The idea is not so far-fetched. In 2010, China in a nutshell cut off rare earths exports to Japan amid tensions over the disputed islands – a warning that analysts often cite as a sign that raw materials supply chains could be used as a geopolitical weapon
But despite the red flag, the EU’s reliance on China for raw materials remains “much higher than its reliance on oil and gas in the Gulf region,” said Frank Umbach, a former adviser. in the German government and a director of research at King’s College’s European Center for Energy and Resource Security. “We have, in my view, lost a lot of time.”
Brussels’ Critical Raw Materials Act is designed to help Europe make up lost ground.
Along with its measures to boost domestic EU mining, refining and recycling, the law also aims to prepare European countries for disruptions in their critical supply of raw materials, according to a draft version of the Act obtained by POLITICO.
That may have something to do with it storage, for example. More than that, it would put international alliances front and center of efforts to reduce dependence on China. The law will provide formal EU support for “strategic partnerships” with resource-rich third countries to “diversify [EU’s] supply of strategic raw materials,” the draft document said.
Monitoring raw materials supply chains to create an early warning system for possible shortages will also be key, said a Commission official familiar with preparations for its publication.
“Surveillance is not something we have done proactively and that is one of the key elements,” the official said, adding that the action will likely also contain an action plan for EU-wide responses when detected the potential drawbacks.
“If we see that we are too dependent on a certain component or a certain raw material from only one or two suppliers, then from within the EU or from other trading partners we can start filling in those gaps,” the official said.
But Europe cannot be self-sufficient. While Portugal has significant lithium reserves and Sweden recently expressed potential of a vast deposit of rare earth metals, Europe only has about 30 percent of its critical raw material needs available within its own borders, according to Breton.
With mining operations having a 10 to 15-year lead time, the importance of international partnerships to counter China is clear. “Obviously we need to start creating alliances,” Breton said.
The EU is already in talks with Washington regarding the development of a critical raw material “club” and the new law is set to increase efforts to secure European security through a wider international supply chain. The Commission regularly talks with the US, Japan and Canada on this issue, according to the official cited above.

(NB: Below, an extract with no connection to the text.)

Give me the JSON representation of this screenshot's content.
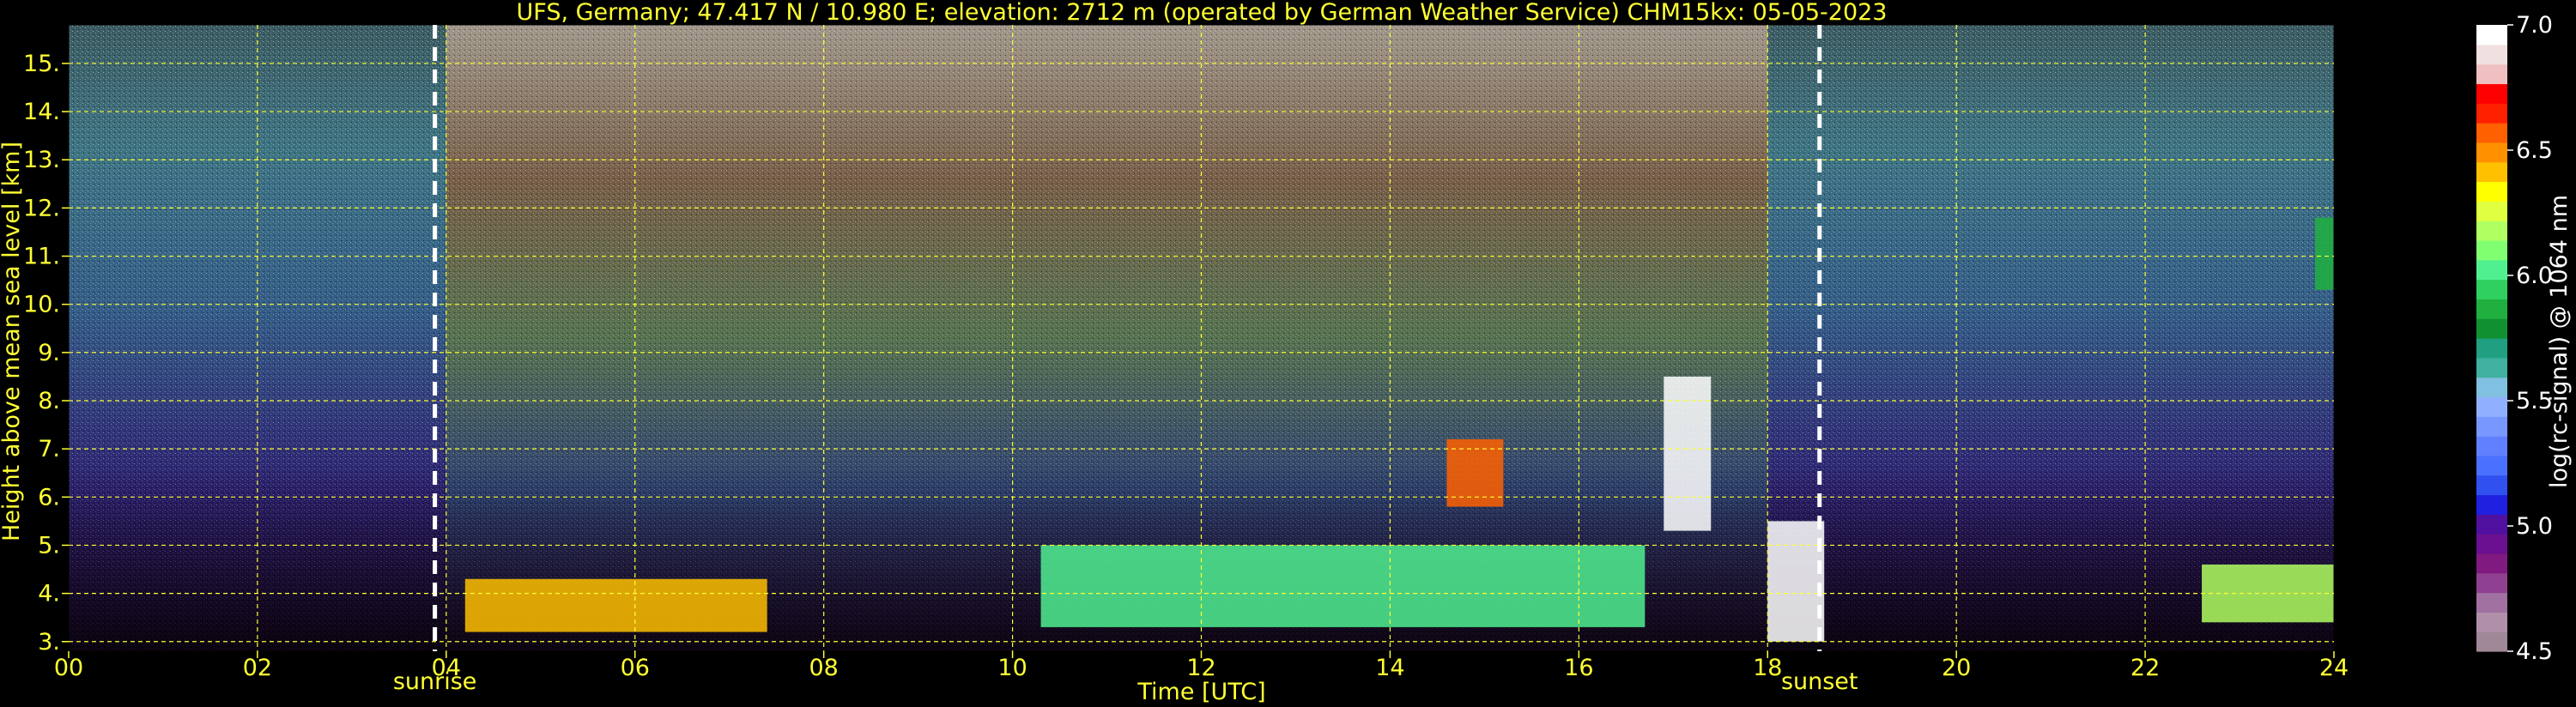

Joe Biden and European Commission President Ursula von der Leyen held talks before the publication of the Law on a critical mineral agreement which will help the two sides build resilient supply chains for electric vehicle batteries.
“Geology is the trump card when it comes to many of these things, but strategy should not be underestimated,” said Anna-Michelle Asimakopoulou, a centre-right lawmaker on the European Parliament’s trade committee.
In Africa, China has already made the acquisition of raw materials a key pillar of its “Belt and Road” investment strategy. The EU may find it harder to compete with that with its own newly emerging “Global Gateway” investment program.
“Hopefully, the US and Europe can play a bigger role in being a credible alternative” for investing in mining projects “so that countries don’t go to China,” said Jacob Gunter from the German-based Mercator Institute. for China Studies.
Because now, he said, China is “the only option.”
Barbara Moens contributed reporting.